The Teacher Training Adventure in Sierra Leone 

Talking to the teachers, Sierra Leone


Jo York joined Street Child in the Summer of 2017 for the Teacher Programme. Here’s what she found…

I came across the advert for Street Child’s Teacher Training Programme one evening when I was job hunting online. Obviously, it wasn't a job so I should have just shut the window and carried on with my search but there was something about it that intrigued me. I liked the idea of volunteering in a project that was about meeting people to share skills and ideas that could have a lasting impact, rather than turning up to build something or to look after kids for a couple of weeks and then never see them again. I was intrigued by the idea of travelling to Sierra Leone too. To be honest I had to Google where it was, but once I had I thought, why not? If nothing else, it was bound to be interesting to go there.

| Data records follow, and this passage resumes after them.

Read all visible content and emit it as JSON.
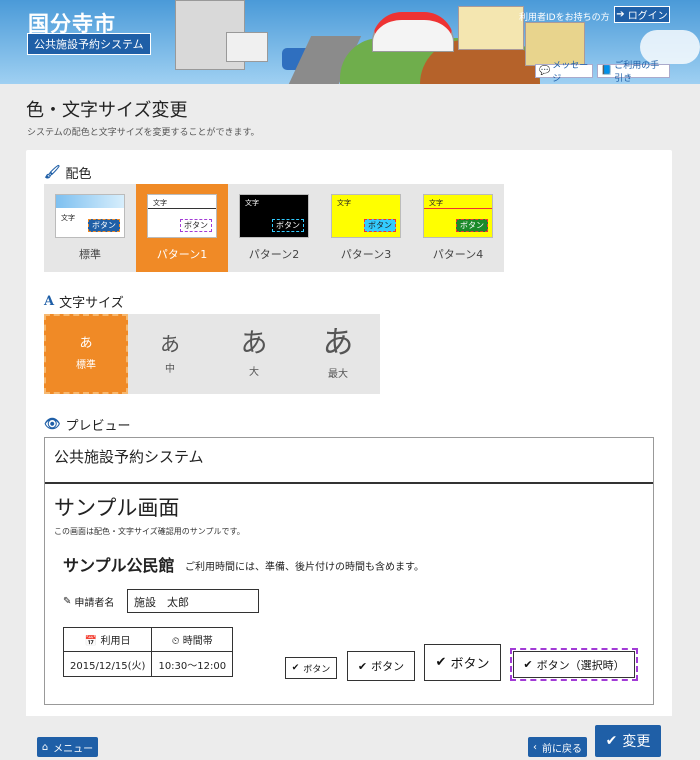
{
  "header": {
    "city_name": "国分寺市",
    "system_name": "公共施設予約システム",
    "id_text": "利用者IDをお持ちの方",
    "login_label": "ログイン",
    "message_label": "メッセージ",
    "guide_label": "ご利用の手引き"
  },
  "page": {
    "title": "色・文字サイズ変更",
    "description": "システムの配色と文字サイズを変更することができます。"
  },
  "color_section": {
    "label": "配色",
    "thumb_text": "文字",
    "thumb_button": "ボタン",
    "options": [
      {
        "label": "標準",
        "bg": "#ffffff",
        "fg": "#222222",
        "selected": false
      },
      {
        "label": "パターン1",
        "bg": "#ffffff",
        "fg": "#222222",
        "selected": true
      },
      {
        "label": "パターン2",
        "bg": "#000000",
        "fg": "#ffffff",
        "selected": false
      },
      {
        "label": "パターン3",
        "bg": "#ffff00",
        "fg": "#222222",
        "selected": false
      },
      {
        "label": "パターン4",
        "bg": "#ffff00",
        "fg": "#222222",
        "selected": false
      }
    ]
  },
  "size_section": {
    "label": "文字サイズ",
    "options": [
      {
        "glyph": "あ",
        "label": "標準",
        "selected": true
      },
      {
        "glyph": "あ",
        "label": "中",
        "selected": false
      },
      {
        "glyph": "あ",
        "label": "大",
        "selected": false
      },
      {
        "glyph": "あ",
        "label": "最大",
        "selected": false
      }
    ]
  },
  "preview_section": {
    "label": "プレビュー",
    "system_title": "公共施設予約システム",
    "screen_title": "サンプル画面",
    "description": "この画面は配色・文字サイズ確認用のサンプルです。",
    "place_name": "サンプル公民館",
    "note": "ご利用時間には、準備、後片付けの時間も含めます。",
    "applicant_label": "申請者名",
    "applicant_value": "施設　太郎",
    "table": {
      "headers": [
        "利用日",
        "時間帯"
      ],
      "row": [
        "2015/12/15(火)",
        "10:30〜12:00"
      ]
    },
    "buttons": [
      "ボタン",
      "ボタン",
      "ボタン",
      "ボタン（選択時）"
    ]
  },
  "footer": {
    "menu_label": "メニュー",
    "back_label": "前に戻る",
    "change_label": "変更"
  },
  "colors": {
    "accent": "#f08a26",
    "primary": "#1f5fa7"
  }
}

My friends and family are far more generous than I gave them credit for!

I had a phone call with one of the Street Child staff a few weeks later and that's when my preparation for the trip started in earnest. Initially I was definitely most nervous about fundraising for Street Child before the trip. Being a semi-enthusiastic runner I decided to do a half marathon to raise funds but I felt uncomfortable at the thought of asking people for money. In retrospect, I needn't have been. I guess my friends and family are far more generous than I gave them credit for! I was actually quite touching to see how generous some people were.

Most of the other volunteers attended an induction day together in London, but unfortunately I hadn’t been able to go and meet everyone. So, suitcase bulging with mosquito repellant, I set off alone for the airport, and boarded the plane to Sierra Leone full of nerves about what I would encounter at the other end.

Market stall, Makeni, Sierra Leone
Jo and girl in Makeni, Sierra Leone

Being in Sierra Leone was quite an intense experience. I very quickly came to appreciate the four other volunteers that were there and all of the Street Child staff. Spending time in an environment that was so different to what I'm used to was challenging, hilarious and always interesting, and I really appreciated having such a nice group of people to share it with. In the most challenging moments, which for me involved the biggest spider I’ve ever seen and two huge cockroaches in my bedroom, there was always someone there to help (a.k.a kill the cockroaches) and to laugh about it with after.

My group took part in two training sessions in different parts of Sierra Leone. One of the benefits of this was that we got to travel around the country, drive through beautiful scenery and meet loads of different people. The training itself was fascinating to be a part of. I really valued the opportunity to talk to the teachers there and to see how they handle challenges both familiar and strange. I left feeling like I had learned a lot from all of the teachers I met, and hoping that the ideas I had shared with them would be useful.

My advice to anyone considering doing Street Child’s Teacher Training Programme would be to go for it.

My advice to anyone considering doing Street Child’s Teacher Training Programme would be to go for it. For me it was an eye-opening experience. I grew more attached to Sierra Leone and it’s friendly people than I imagined. I learned more than I taught. I have fond memories of walking through the busy town centre of Makeni, noisy at all hours of the day, children shouting and waving whenever they saw us, overwhelmed on my first day and quite at home 14 days later. And, now, if I see a laughably small European cockroach or spider, I can deal with it myself.

If you’re a teacher, and interested in joining us on the Teacher Training Programme in Sierra Leone or Liberia, follow the link above or get in touch and we’ll send you your Information Pack.